• **THE TASK**:
Set down all the lines below, each one exactly as shown.

• **DATA FOR ANALYSIS**:

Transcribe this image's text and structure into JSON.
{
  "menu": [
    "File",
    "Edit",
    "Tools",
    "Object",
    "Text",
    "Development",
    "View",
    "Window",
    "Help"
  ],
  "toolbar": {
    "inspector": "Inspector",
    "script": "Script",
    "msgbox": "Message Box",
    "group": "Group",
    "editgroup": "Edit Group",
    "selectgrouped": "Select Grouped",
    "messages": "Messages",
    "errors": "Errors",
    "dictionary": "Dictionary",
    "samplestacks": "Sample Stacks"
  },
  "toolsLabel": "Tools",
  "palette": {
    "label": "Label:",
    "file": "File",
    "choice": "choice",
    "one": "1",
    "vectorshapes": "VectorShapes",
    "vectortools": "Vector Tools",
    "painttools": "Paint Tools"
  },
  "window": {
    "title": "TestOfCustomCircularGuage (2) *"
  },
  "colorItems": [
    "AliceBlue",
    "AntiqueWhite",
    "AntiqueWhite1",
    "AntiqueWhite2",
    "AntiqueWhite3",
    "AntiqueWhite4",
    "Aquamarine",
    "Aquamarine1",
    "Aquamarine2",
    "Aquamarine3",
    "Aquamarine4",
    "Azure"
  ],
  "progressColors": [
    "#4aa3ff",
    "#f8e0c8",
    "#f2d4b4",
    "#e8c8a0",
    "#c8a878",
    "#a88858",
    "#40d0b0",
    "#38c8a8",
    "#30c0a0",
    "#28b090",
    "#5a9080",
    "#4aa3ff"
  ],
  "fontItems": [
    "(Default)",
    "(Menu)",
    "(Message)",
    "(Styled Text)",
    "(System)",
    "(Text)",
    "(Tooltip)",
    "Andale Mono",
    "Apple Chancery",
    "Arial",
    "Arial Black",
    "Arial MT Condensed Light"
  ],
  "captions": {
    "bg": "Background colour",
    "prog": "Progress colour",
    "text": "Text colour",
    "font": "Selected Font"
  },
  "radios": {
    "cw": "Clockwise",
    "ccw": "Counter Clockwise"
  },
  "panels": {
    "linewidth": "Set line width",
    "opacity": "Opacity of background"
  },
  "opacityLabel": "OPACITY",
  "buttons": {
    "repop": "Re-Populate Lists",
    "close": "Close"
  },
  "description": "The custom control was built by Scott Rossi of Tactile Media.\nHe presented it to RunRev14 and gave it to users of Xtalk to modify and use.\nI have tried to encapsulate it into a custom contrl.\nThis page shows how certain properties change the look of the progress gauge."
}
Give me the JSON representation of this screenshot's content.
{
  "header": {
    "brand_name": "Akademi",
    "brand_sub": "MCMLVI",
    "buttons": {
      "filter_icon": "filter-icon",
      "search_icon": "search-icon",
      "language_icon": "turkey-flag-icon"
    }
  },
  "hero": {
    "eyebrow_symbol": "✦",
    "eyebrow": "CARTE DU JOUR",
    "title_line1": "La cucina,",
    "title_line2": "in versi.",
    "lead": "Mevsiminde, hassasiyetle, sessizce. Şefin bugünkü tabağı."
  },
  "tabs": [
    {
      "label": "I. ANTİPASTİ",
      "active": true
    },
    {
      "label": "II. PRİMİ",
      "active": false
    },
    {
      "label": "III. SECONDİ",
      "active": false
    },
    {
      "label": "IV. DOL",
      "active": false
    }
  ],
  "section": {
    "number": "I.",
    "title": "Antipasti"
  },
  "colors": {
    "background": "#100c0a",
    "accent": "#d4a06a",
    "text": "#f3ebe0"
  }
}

• **SOLUTION BELOW**:
Transcribe this image's text and structure into JSON.
{
  "menu": [
    "File",
    "Edit",
    "Tools",
    "Object",
    "Text",
    "Development",
    "View",
    "Window",
    "Help"
  ],
  "toolbar": {
    "inspector": "Inspector",
    "script": "Script",
    "msgbox": "Message Box",
    "group": "Group",
    "editgroup": "Edit Group",
    "selectgrouped": "Select Grouped",
    "messages": "Messages",
    "errors": "Errors",
    "dictionary": "Dictionary",
    "samplestacks": "Sample Stacks"
  },
  "toolsLabel": "Tools",
  "palette": {
    "label": "Label:",
    "file": "File",
    "choice": "choice",
    "one": "1",
    "vectorshapes": "VectorShapes",
    "vectortools": "Vector Tools",
    "painttools": "Paint Tools"
  },
  "window": {
    "title": "TestOfCustomCircularGuage (2) *"
  },
  "colorItems": [
    "AliceBlue",
    "AntiqueWhite",
    "AntiqueWhite1",
    "AntiqueWhite2",
    "AntiqueWhite3",
    "AntiqueWhite4",
    "Aquamarine",
    "Aquamarine1",
    "Aquamarine2",
    "Aquamarine3",
    "Aquamarine4",
    "Azure"
  ],
  "progressColors": [
    "#4aa3ff",
    "#f8e0c8",
    "#f2d4b4",
    "#e8c8a0",
    "#c8a878",
    "#a88858",
    "#40d0b0",
    "#38c8a8",
    "#30c0a0",
    "#28b090",
    "#5a9080",
    "#4aa3ff"
  ],
  "fontItems": [
    "(Default)",
    "(Menu)",
    "(Message)",
    "(Styled Text)",
    "(System)",
    "(Text)",
    "(Tooltip)",
    "Andale Mono",
    "Apple Chancery",
    "Arial",
    "Arial Black",
    "Arial MT Condensed Light"
  ],
  "captions": {
    "bg": "Background colour",
    "prog": "Progress colour",
    "text": "Text colour",
    "font": "Selected Font"
  },
  "radios": {
    "cw": "Clockwise",
    "ccw": "Counter Clockwise"
  },
  "panels": {
    "linewidth": "Set line width",
    "opacity": "Opacity of background"
  },
  "opacityLabel": "OPACITY",
  "buttons": {
    "repop": "Re-Populate Lists",
    "close": "Close"
  },
  "description": "The custom control was built by Scott Rossi of Tactile Media.\nHe presented it to RunRev14 and gave it to users of Xtalk to modify and use.\nI have tried to encapsulate it into a custom contrl.\nThis page shows how certain properties change the look of the progress gauge."
}
Give me the JSON representation of this screenshot's content.
{
  "header": {
    "brand_name": "Akademi",
    "brand_sub": "MCMLVI",
    "buttons": {
      "filter_icon": "filter-icon",
      "search_icon": "search-icon",
      "language_icon": "turkey-flag-icon"
    }
  },
  "hero": {
    "eyebrow_symbol": "✦",
    "eyebrow": "CARTE DU JOUR",
    "title_line1": "La cucina,",
    "title_line2": "in versi.",
    "lead": "Mevsiminde, hassasiyetle, sessizce. Şefin bugünkü tabağı."
  },
  "tabs": [
    {
      "label": "I. ANTİPASTİ",
      "active": true
    },
    {
      "label": "II. PRİMİ",
      "active": false
    },
    {
      "label": "III. SECONDİ",
      "active": false
    },
    {
      "label": "IV. DOL",
      "active": false
    }
  ],
  "section": {
    "number": "I.",
    "title": "Antipasti"
  },
  "colors": {
    "background": "#100c0a",
    "accent": "#d4a06a",
    "text": "#f3ebe0"
  }
}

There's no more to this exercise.